- [EXERCISE DIRECTIONS] Would you please give every entry again exactly, without the pictures?

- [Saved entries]
※
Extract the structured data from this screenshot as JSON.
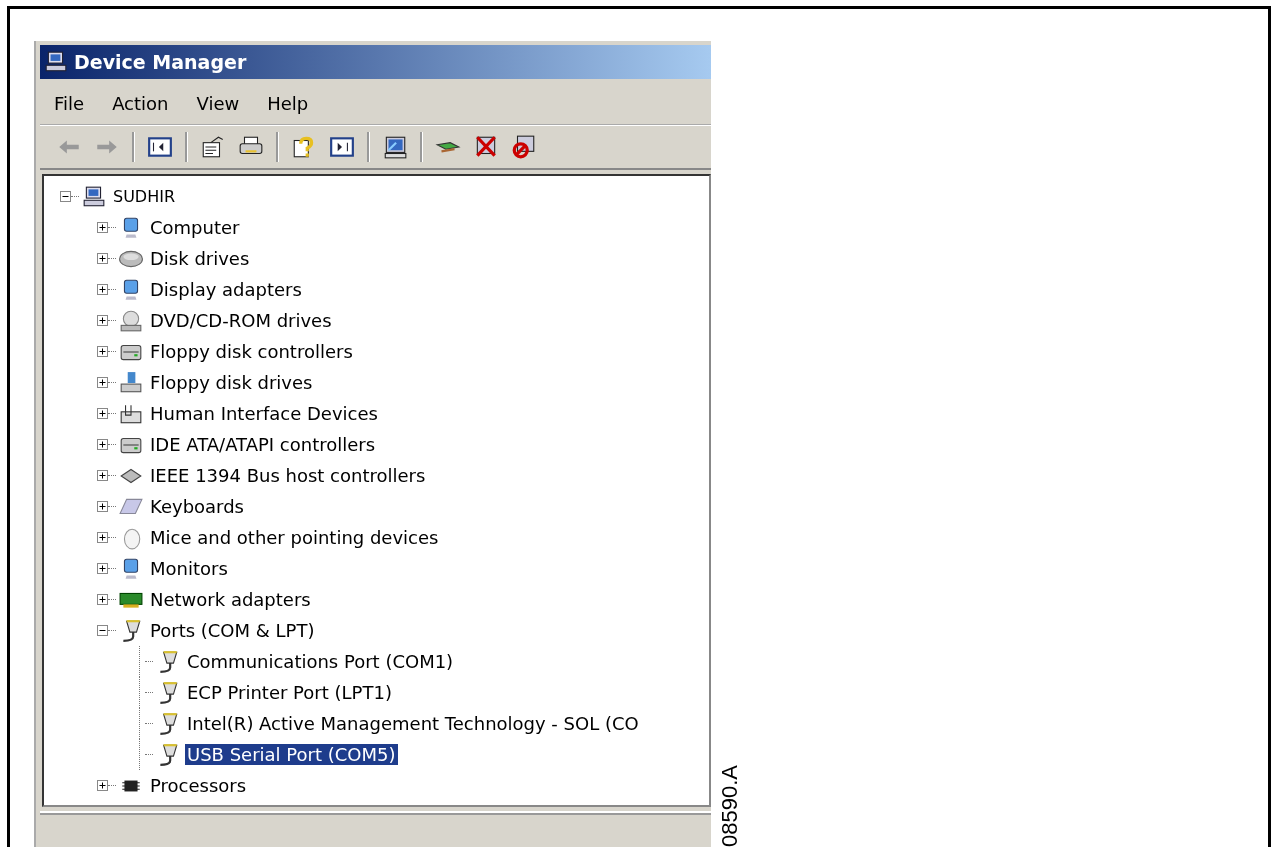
{
  "window": {
    "title": "Device Manager"
  },
  "menu": [
    {
      "label": "File"
    },
    {
      "label": "Action"
    },
    {
      "label": "View"
    },
    {
      "label": "Help"
    }
  ],
  "toolbar": [
    {
      "kind": "back",
      "disabled": true
    },
    {
      "kind": "forward",
      "disabled": true
    },
    {
      "kind": "separator"
    },
    {
      "kind": "tree-pane"
    },
    {
      "kind": "separator"
    },
    {
      "kind": "properties"
    },
    {
      "kind": "print"
    },
    {
      "kind": "separator"
    },
    {
      "kind": "help"
    },
    {
      "kind": "action-pane"
    },
    {
      "kind": "separator"
    },
    {
      "kind": "scan"
    },
    {
      "kind": "separator"
    },
    {
      "kind": "update"
    },
    {
      "kind": "uninstall"
    },
    {
      "kind": "disable"
    }
  ],
  "tree": {
    "label": "SUDHIR",
    "kind": "computer",
    "expanded": true,
    "selected": false,
    "children": [
      {
        "label": "Computer",
        "kind": "pc",
        "expanded": false,
        "selected": false
      },
      {
        "label": "Disk drives",
        "kind": "disk",
        "expanded": false,
        "selected": false
      },
      {
        "label": "Display adapters",
        "kind": "monitor",
        "expanded": false,
        "selected": false
      },
      {
        "label": "DVD/CD-ROM drives",
        "kind": "dvd",
        "expanded": false,
        "selected": false
      },
      {
        "label": "Floppy disk controllers",
        "kind": "controller",
        "expanded": false,
        "selected": false
      },
      {
        "label": "Floppy disk drives",
        "kind": "floppy",
        "expanded": false,
        "selected": false
      },
      {
        "label": "Human Interface Devices",
        "kind": "hid",
        "expanded": false,
        "selected": false
      },
      {
        "label": "IDE ATA/ATAPI controllers",
        "kind": "controller",
        "expanded": false,
        "selected": false
      },
      {
        "label": "IEEE 1394 Bus host controllers",
        "kind": "bus",
        "expanded": false,
        "selected": false
      },
      {
        "label": "Keyboards",
        "kind": "keyboard",
        "expanded": false,
        "selected": false
      },
      {
        "label": "Mice and other pointing devices",
        "kind": "mouse",
        "expanded": false,
        "selected": false
      },
      {
        "label": "Monitors",
        "kind": "monitor",
        "expanded": false,
        "selected": false
      },
      {
        "label": "Network adapters",
        "kind": "network",
        "expanded": false,
        "selected": false
      },
      {
        "label": "Ports (COM & LPT)",
        "kind": "port",
        "expanded": true,
        "selected": false,
        "children": [
          {
            "label": "Communications Port (COM1)",
            "kind": "port",
            "selected": false
          },
          {
            "label": "ECP Printer Port (LPT1)",
            "kind": "port",
            "selected": false
          },
          {
            "label": "Intel(R) Active Management Technology - SOL (CO",
            "kind": "port",
            "selected": false
          },
          {
            "label": "USB Serial Port (COM5)",
            "kind": "port",
            "selected": true
          }
        ]
      },
      {
        "label": "Processors",
        "kind": "chip",
        "expanded": false,
        "selected": false
      }
    ]
  },
  "figure_label": "08590.A"
}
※
- [ANSWER]
Extract the structured data from this screenshot as JSON.
{
  "window": {
    "title": "Device Manager"
  },
  "menu": [
    {
      "label": "File"
    },
    {
      "label": "Action"
    },
    {
      "label": "View"
    },
    {
      "label": "Help"
    }
  ],
  "toolbar": [
    {
      "kind": "back",
      "disabled": true
    },
    {
      "kind": "forward",
      "disabled": true
    },
    {
      "kind": "separator"
    },
    {
      "kind": "tree-pane"
    },
    {
      "kind": "separator"
    },
    {
      "kind": "properties"
    },
    {
      "kind": "print"
    },
    {
      "kind": "separator"
    },
    {
      "kind": "help"
    },
    {
      "kind": "action-pane"
    },
    {
      "kind": "separator"
    },
    {
      "kind": "scan"
    },
    {
      "kind": "separator"
    },
    {
      "kind": "update"
    },
    {
      "kind": "uninstall"
    },
    {
      "kind": "disable"
    }
  ],
  "tree": {
    "label": "SUDHIR",
    "kind": "computer",
    "expanded": true,
    "selected": false,
    "children": [
      {
        "label": "Computer",
        "kind": "pc",
        "expanded": false,
        "selected": false
      },
      {
        "label": "Disk drives",
        "kind": "disk",
        "expanded": false,
        "selected": false
      },
      {
        "label": "Display adapters",
        "kind": "monitor",
        "expanded": false,
        "selected": false
      },
      {
        "label": "DVD/CD-ROM drives",
        "kind": "dvd",
        "expanded": false,
        "selected": false
      },
      {
        "label": "Floppy disk controllers",
        "kind": "controller",
        "expanded": false,
        "selected": false
      },
      {
        "label": "Floppy disk drives",
        "kind": "floppy",
        "expanded": false,
        "selected": false
      },
      {
        "label": "Human Interface Devices",
        "kind": "hid",
        "expanded": false,
        "selected": false
      },
      {
        "label": "IDE ATA/ATAPI controllers",
        "kind": "controller",
        "expanded": false,
        "selected": false
      },
      {
        "label": "IEEE 1394 Bus host controllers",
        "kind": "bus",
        "expanded": false,
        "selected": false
      },
      {
        "label": "Keyboards",
        "kind": "keyboard",
        "expanded": false,
        "selected": false
      },
      {
        "label": "Mice and other pointing devices",
        "kind": "mouse",
        "expanded": false,
        "selected": false
      },
      {
        "label": "Monitors",
        "kind": "monitor",
        "expanded": false,
        "selected": false
      },
      {
        "label": "Network adapters",
        "kind": "network",
        "expanded": false,
        "selected": false
      },
      {
        "label": "Ports (COM & LPT)",
        "kind": "port",
        "expanded": true,
        "selected": false,
        "children": [
          {
            "label": "Communications Port (COM1)",
            "kind": "port",
            "selected": false
          },
          {
            "label": "ECP Printer Port (LPT1)",
            "kind": "port",
            "selected": false
          },
          {
            "label": "Intel(R) Active Management Technology - SOL (CO",
            "kind": "port",
            "selected": false
          },
          {
            "label": "USB Serial Port (COM5)",
            "kind": "port",
            "selected": true
          }
        ]
      },
      {
        "label": "Processors",
        "kind": "chip",
        "expanded": false,
        "selected": false
      }
    ]
  },
  "figure_label": "08590.A"
}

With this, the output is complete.